Nearly 1 million New Yorkers are out of work and thousands lucky enough to have jobs are enduring pay cuts because of the shutdowns forced by the COVID-19 crisis.
But some local manufacturers, engineers and business owners are channeling the economic pain into an imaginative outlet. They are stepping up to make sure doctors, nurses and support medical staff at Columbia Memorial Health in Hudson are working as safely as possible.
Purpose Co-working and Makerspace Cooperative in Philmont converted its space overnight into a factory that produces face shields using 3D printers to meet the growing demand for personal protective equipment, or PPE. The shields are used by clinical staff members who come into direct contact with COVID-19 patients and suspected cases.
Purpose member Brendan Gaesser, a volunteer for the Medical Reserve Corps for Greene County and an assistant professor of psychology at UAlbany, has been coordinating the group’s activities.
Part of the reason the shields, which cover face masks and protect eyes, nose and mouth, are so important is that while administering the COVID-19 test, a swab is inserted deep into the nose, which sometimes results in coughs that land on health care workers, Gaesser said.
The group intends to make as many shields as needed for CMH, and then reassess after the need is met.
Businesses from both sides of the river are contributing to this mission.
Local business owner and fundraising organizer Liam Singer offered to use his wide network of contacts to connect manufacturers and develop assembly protocol. Singer and his wife own Hi-Lo and the Avalon Lounge in Catskill.
Purpose member and artist Amelia Toelke had the idea to use layered sheets of laminate to produce the clear visor piece. Libraries in Chatham, Catskill, Hillsdale and Tannersville offered their stock of laminate sheets for this purpose. It takes two sheets of laminate, or an empty “pocket,” that would usually protect one piece of paper per shield. It is not as sturdy as a standard shield, but it will provide health care workers with an additional barrier and can be sanitized for repeated use.
Others are answering the call to action, from Catskill Maker Syndicate pulling an all-nighter to assemble a new machine to Nervous System Designs in Palenville running materials testing. Once an 1880s industrial factory and known as a center for the arts, Basilica Hudson was converted to a similar purpose, providing space for assembly and sanitizing in preparation for delivery.
Almost every major grocery store and hardware store in Greene and Columbia counties donated paper bags in which to pack and deliver the face shields. Cooper’s Daughter Spirits in Claverack provided disinfectant so the shields can be cleaned before they get anywhere near the hospital.

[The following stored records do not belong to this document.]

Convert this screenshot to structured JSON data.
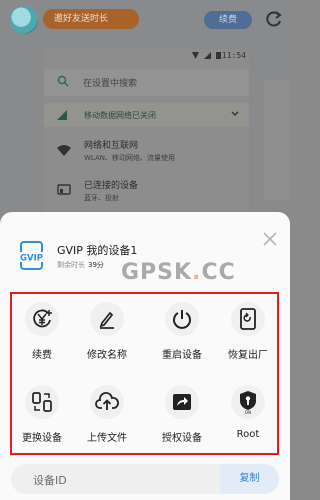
{
  "app": {
    "promo_label": "邀好友送时长",
    "renew_label": "续费"
  },
  "phone_screen": {
    "status_time": "11:54",
    "search_placeholder": "在设置中搜索",
    "mobile_data_text": "移动数据网络已关闭",
    "rows": [
      {
        "title": "网络和互联网",
        "subtitle": "WLAN、移动网络、流量使用"
      },
      {
        "title": "已连接的设备",
        "subtitle": "蓝牙、投射"
      }
    ]
  },
  "sheet": {
    "device_name": "GVIP 我的设备1",
    "device_badge": "GVIP",
    "remaining_label": "剩余时长",
    "remaining_value": "39分",
    "actions": [
      {
        "label": "续费",
        "icon": "yuan-plus-icon"
      },
      {
        "label": "修改名称",
        "icon": "pencil-icon"
      },
      {
        "label": "重启设备",
        "icon": "power-icon"
      },
      {
        "label": "恢复出厂",
        "icon": "factory-reset-icon"
      },
      {
        "label": "更换设备",
        "icon": "swap-device-icon"
      },
      {
        "label": "上传文件",
        "icon": "cloud-upload-icon"
      },
      {
        "label": "授权设备",
        "icon": "share-authorize-icon"
      },
      {
        "label": "Root",
        "icon": "root-shield-icon"
      }
    ],
    "root_badge": "ON",
    "device_id_label": "设备ID",
    "copy_label": "复制"
  },
  "watermark": {
    "text_left": "GPSK",
    "dot": ".",
    "text_right": "CC"
  },
  "colors": {
    "accent_blue": "#2f7fd6",
    "frame_red": "#e0201c",
    "promo_brown": "#a8632b"
  }
}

Given the health care emergency Greene and Columbia counties are facing, all of these businesses, libraries and retailers are doing remarkable work. They deserve our gratitude and our respect.